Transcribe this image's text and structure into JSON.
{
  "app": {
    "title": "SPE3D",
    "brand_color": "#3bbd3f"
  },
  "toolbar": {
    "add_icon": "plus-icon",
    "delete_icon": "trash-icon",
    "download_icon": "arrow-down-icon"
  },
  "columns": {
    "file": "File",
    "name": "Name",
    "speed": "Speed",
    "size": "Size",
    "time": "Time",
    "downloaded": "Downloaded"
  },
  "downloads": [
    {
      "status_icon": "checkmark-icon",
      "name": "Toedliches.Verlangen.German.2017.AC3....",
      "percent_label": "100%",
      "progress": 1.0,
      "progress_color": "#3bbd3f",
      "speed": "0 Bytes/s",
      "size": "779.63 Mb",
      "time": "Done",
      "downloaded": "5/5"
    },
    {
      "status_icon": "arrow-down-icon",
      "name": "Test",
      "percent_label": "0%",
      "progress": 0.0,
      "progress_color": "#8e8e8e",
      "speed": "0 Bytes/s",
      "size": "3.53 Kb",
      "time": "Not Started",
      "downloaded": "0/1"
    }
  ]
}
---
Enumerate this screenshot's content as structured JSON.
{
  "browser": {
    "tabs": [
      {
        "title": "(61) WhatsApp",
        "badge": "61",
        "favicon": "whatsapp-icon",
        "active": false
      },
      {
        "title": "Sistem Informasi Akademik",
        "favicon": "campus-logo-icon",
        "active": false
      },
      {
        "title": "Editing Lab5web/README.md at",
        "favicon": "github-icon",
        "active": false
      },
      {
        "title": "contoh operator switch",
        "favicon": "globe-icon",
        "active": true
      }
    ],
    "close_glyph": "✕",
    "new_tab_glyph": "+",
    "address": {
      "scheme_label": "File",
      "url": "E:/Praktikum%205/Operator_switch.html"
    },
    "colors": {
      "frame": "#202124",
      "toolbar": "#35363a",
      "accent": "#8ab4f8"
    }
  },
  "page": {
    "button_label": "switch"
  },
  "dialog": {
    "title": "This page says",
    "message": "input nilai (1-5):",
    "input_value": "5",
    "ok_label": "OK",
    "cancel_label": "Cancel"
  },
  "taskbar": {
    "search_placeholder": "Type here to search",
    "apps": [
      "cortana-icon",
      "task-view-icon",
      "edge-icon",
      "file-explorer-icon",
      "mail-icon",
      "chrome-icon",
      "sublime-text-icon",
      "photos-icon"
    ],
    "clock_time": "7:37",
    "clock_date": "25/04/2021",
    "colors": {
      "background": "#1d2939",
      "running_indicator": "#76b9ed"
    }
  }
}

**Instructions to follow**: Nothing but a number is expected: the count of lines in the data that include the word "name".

**Answer section**: 3